Fire departments thinking outside the box in light of paramedic shortage
Northern Kentucky and Southwest Ohio fire departments say they need a new generation of paramedics to come on board
By EMS1 Staff
CINCINNATI — Northern Kentucky and Southwest Ohio are seeing a drop in people who want to be paramedics.
Cincinnati.com reported that although the starting salary is around $50,000 in the region, several fire departments are seeing a shortage in people interested in the position.
"There are fewer paramedic schools around locally and the number of people going into this career seems to have dropped as well," Blue Ash Fire Chief Rick Brown said.
With an expected wave of paramedic retirements, Northern Kentucky will need 175 new paramedics in the next five years. Pierce Township Fire Department Chief Craig Wright said their paramedic salary has been increased to retain part-time paramedics.
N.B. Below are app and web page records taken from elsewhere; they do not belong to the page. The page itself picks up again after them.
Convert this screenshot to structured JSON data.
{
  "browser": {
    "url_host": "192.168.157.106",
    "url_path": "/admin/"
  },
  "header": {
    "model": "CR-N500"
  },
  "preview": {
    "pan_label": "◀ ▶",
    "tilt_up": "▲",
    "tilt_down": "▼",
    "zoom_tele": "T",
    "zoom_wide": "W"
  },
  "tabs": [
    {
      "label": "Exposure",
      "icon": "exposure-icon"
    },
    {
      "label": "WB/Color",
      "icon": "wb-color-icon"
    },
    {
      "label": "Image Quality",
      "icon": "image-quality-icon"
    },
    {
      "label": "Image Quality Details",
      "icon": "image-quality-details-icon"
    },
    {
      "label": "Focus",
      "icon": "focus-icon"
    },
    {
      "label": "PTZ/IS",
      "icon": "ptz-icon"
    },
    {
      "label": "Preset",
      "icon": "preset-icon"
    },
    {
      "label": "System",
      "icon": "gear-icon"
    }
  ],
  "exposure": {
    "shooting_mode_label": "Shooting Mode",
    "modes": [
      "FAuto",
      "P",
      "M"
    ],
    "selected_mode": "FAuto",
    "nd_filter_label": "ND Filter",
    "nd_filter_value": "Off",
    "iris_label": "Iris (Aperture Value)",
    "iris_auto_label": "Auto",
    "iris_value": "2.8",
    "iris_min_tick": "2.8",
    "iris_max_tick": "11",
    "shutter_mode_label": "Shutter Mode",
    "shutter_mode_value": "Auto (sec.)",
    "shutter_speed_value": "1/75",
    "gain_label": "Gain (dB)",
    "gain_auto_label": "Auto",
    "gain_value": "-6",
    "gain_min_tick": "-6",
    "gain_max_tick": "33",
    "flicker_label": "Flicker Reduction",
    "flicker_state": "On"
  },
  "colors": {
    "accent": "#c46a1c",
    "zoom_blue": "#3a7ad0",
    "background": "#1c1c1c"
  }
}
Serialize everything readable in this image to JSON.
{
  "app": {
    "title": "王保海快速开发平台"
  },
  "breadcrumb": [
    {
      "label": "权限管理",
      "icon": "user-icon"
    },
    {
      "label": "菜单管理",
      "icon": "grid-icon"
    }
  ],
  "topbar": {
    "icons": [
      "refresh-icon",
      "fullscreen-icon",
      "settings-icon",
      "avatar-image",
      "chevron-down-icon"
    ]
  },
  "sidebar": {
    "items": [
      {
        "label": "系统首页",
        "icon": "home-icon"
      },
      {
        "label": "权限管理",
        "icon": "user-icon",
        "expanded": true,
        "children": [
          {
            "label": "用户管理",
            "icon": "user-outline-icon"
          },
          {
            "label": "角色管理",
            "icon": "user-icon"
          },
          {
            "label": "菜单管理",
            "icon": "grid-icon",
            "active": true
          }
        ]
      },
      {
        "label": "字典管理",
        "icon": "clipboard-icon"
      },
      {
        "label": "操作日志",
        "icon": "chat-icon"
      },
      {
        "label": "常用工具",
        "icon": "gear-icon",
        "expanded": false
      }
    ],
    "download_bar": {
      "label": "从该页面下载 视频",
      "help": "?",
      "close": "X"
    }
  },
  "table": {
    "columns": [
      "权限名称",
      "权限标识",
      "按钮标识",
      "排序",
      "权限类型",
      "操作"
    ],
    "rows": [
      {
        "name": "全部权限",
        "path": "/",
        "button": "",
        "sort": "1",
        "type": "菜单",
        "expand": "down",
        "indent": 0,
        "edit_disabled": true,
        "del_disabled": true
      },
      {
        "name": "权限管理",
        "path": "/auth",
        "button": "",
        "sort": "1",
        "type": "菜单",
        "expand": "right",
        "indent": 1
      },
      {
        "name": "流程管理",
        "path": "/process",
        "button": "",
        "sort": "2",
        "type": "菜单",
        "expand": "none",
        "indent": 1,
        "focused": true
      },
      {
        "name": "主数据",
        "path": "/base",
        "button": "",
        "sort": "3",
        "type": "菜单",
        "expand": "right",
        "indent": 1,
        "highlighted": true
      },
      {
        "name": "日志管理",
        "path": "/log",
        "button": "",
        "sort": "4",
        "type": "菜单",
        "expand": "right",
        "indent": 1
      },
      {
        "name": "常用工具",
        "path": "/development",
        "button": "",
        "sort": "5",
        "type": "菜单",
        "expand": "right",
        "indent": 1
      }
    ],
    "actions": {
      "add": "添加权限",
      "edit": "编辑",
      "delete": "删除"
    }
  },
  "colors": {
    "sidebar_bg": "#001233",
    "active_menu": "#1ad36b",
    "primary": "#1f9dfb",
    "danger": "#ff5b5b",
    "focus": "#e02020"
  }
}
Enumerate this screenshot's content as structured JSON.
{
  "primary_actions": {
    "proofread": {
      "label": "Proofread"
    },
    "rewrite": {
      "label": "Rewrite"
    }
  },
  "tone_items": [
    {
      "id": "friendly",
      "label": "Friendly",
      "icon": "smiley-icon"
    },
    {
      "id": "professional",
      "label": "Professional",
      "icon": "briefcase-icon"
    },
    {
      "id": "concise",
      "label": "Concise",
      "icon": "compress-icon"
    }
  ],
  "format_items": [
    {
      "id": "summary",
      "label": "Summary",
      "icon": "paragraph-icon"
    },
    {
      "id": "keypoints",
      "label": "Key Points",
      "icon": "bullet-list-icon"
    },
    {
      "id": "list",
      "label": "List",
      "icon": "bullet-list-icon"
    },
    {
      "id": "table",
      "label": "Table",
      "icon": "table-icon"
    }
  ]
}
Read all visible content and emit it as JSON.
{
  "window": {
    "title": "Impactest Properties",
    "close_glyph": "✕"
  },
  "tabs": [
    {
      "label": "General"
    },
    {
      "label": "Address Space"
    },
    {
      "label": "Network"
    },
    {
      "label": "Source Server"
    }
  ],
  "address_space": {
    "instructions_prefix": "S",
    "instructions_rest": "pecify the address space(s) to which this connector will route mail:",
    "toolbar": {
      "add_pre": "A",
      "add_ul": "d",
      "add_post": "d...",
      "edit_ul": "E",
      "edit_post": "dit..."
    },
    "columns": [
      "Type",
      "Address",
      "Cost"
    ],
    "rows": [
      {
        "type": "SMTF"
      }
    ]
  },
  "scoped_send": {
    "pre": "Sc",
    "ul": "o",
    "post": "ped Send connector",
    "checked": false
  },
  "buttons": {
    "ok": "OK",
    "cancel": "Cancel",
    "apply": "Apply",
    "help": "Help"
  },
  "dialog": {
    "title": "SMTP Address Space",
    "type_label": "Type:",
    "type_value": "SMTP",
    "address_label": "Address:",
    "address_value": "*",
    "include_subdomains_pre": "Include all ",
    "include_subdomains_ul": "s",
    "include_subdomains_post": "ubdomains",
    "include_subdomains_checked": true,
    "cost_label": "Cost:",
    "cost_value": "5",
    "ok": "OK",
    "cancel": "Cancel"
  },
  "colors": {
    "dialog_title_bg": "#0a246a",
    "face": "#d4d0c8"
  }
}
"We have been running at minimum staffing levels a fair amount of the time and using overtime to fill when necessary," Chief Wright said.
To keep ambulances staffed, Northern Kentucky firefighters succeeded at getting a new college-level paramedic program.
"That's something we've been working on getting into Campbell County for a long time," Fort Thomas Fire Chief Mark Bailey said.
In Ohio, Cincinnati State has three annual classes of 24 paramedic students each.
Another problem with recruiting paramedics for municipal fire departments is that in the private sector, paramedics can choose to not be firefighters.
"Hospitals are now hiring paramedics to work in the emergency rooms and are offering higher wages and benefits than most fire departments can afford," Springfield Township Fire Chief Robert Leininger said.
Independence Fire Department is being forced to hire EMTs with less training than paramedics.
“Typically there aren’t as many paramedics who sign up," Independence Chief Scott Breeze said. "We get more EMTs. In the last three years, two out of 13 of the staff we’ve replaced have been paramedics. The rest were EMTs.”
Firefighters are now working together to ensure enough paramedics will be hired in the future.